▸ **What is needed**:
Every line below that holds the string "period" must be copied.

▸ **Records to process**:

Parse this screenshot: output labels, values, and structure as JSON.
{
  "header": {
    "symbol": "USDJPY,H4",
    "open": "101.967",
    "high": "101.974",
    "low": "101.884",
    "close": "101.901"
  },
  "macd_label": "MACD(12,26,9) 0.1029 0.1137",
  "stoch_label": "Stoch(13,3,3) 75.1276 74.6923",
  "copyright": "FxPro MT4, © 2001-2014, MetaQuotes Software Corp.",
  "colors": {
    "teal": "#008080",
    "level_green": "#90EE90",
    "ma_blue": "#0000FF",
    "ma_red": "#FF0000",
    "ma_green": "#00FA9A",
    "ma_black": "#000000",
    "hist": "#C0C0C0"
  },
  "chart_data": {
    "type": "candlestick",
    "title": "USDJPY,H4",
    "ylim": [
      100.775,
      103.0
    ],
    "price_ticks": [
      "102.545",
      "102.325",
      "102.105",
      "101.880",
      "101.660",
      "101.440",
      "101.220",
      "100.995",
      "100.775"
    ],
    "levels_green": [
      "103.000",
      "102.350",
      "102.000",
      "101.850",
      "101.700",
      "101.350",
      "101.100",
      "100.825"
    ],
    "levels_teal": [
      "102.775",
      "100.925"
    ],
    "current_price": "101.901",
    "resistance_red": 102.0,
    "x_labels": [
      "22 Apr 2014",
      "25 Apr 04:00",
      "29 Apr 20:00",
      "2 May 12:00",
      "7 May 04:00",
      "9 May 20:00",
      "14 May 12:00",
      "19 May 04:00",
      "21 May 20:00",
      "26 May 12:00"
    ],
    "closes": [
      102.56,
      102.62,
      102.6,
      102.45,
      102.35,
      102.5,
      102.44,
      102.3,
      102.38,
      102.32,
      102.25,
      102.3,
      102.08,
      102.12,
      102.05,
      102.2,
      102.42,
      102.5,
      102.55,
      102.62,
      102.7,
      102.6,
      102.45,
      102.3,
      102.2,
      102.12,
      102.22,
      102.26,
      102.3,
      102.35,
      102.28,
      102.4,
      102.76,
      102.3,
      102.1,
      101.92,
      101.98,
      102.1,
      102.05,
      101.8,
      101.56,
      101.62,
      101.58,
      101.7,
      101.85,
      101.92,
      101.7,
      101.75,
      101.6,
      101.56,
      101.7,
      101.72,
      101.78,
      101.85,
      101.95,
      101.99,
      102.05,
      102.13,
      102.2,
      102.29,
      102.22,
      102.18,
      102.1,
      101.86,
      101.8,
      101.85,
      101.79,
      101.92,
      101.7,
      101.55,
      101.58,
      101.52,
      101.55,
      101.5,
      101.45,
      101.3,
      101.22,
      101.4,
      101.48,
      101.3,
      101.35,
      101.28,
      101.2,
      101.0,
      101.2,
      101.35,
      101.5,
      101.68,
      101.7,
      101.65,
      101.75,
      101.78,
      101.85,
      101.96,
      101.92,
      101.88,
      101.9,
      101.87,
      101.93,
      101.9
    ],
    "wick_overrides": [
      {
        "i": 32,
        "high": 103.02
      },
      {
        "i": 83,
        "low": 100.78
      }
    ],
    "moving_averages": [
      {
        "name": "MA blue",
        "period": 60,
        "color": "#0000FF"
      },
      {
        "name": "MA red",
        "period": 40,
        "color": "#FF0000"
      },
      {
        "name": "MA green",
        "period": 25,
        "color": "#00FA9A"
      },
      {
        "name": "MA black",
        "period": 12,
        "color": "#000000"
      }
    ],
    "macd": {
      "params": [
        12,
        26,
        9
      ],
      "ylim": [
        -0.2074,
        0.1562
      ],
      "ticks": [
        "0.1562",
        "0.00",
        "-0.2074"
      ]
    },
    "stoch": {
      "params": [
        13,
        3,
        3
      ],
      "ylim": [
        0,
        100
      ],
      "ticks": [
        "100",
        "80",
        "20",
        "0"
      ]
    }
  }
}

▸ **Response to this task**:
        "period": 60,
        "period": 40,
        "period": 25,
        "period": 12,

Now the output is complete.